» Records provided:
Content starts
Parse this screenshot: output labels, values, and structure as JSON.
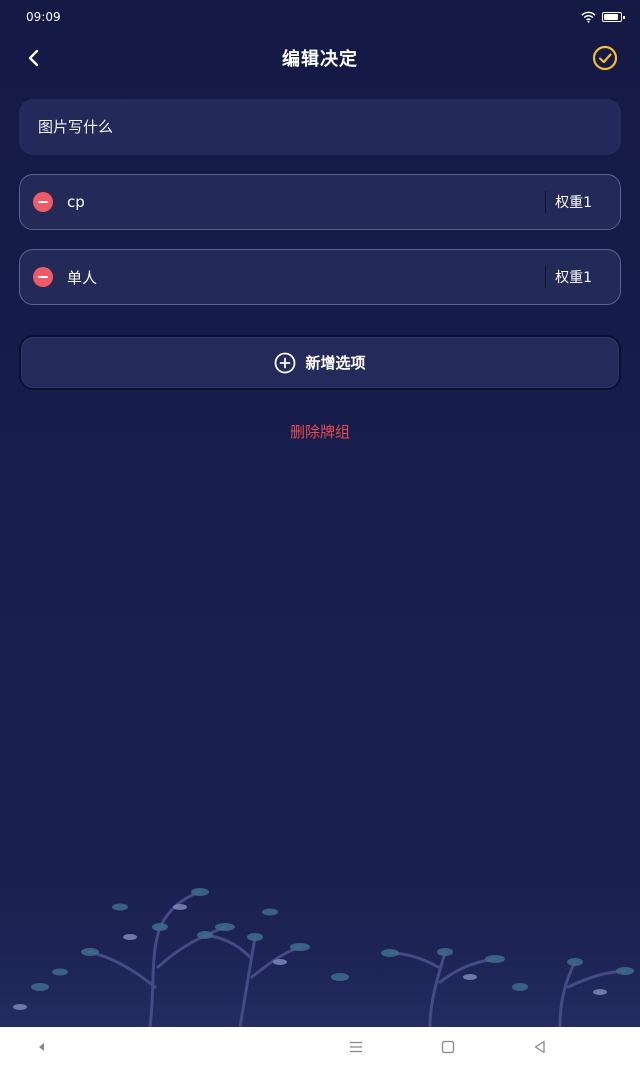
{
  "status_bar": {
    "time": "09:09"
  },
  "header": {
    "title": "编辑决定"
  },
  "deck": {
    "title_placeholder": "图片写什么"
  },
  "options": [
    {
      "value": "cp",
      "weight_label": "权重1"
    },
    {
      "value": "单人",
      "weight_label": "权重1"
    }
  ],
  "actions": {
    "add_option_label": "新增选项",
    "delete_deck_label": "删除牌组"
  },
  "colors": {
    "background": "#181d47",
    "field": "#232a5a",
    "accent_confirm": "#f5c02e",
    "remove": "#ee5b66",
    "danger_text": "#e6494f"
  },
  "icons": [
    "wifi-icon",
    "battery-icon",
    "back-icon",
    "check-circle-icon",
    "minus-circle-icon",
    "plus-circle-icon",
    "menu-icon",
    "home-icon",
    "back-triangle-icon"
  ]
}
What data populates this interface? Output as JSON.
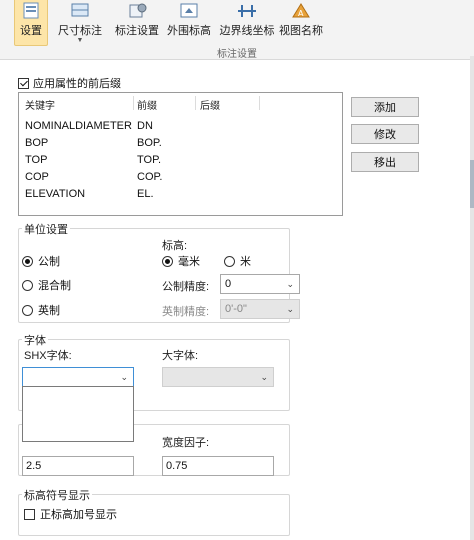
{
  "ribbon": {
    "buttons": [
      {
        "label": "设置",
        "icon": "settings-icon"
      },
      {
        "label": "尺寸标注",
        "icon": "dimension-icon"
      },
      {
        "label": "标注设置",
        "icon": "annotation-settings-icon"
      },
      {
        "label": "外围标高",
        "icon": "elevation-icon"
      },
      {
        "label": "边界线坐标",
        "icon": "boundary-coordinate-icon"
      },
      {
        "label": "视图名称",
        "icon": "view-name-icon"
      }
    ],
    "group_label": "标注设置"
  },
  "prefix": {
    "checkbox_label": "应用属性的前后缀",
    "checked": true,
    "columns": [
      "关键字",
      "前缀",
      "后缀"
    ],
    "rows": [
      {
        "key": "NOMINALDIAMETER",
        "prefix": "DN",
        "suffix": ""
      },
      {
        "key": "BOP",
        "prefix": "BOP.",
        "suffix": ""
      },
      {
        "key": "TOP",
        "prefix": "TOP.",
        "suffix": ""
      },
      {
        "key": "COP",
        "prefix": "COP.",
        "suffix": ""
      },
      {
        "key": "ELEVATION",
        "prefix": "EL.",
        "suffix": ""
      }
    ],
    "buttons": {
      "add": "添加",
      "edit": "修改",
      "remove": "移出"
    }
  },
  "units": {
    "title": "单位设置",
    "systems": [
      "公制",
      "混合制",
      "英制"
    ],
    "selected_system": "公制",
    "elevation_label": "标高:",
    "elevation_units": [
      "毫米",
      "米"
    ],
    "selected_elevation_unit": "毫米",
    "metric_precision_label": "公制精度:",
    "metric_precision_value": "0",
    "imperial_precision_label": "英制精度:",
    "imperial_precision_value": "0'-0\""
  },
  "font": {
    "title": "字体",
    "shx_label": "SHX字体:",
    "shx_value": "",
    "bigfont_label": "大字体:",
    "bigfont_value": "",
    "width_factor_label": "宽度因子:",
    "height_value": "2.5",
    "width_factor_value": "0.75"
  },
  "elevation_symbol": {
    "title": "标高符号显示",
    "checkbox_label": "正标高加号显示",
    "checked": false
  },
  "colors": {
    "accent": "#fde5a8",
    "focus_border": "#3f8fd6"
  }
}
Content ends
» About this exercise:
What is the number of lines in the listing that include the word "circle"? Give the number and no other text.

» Result for this exercise:
3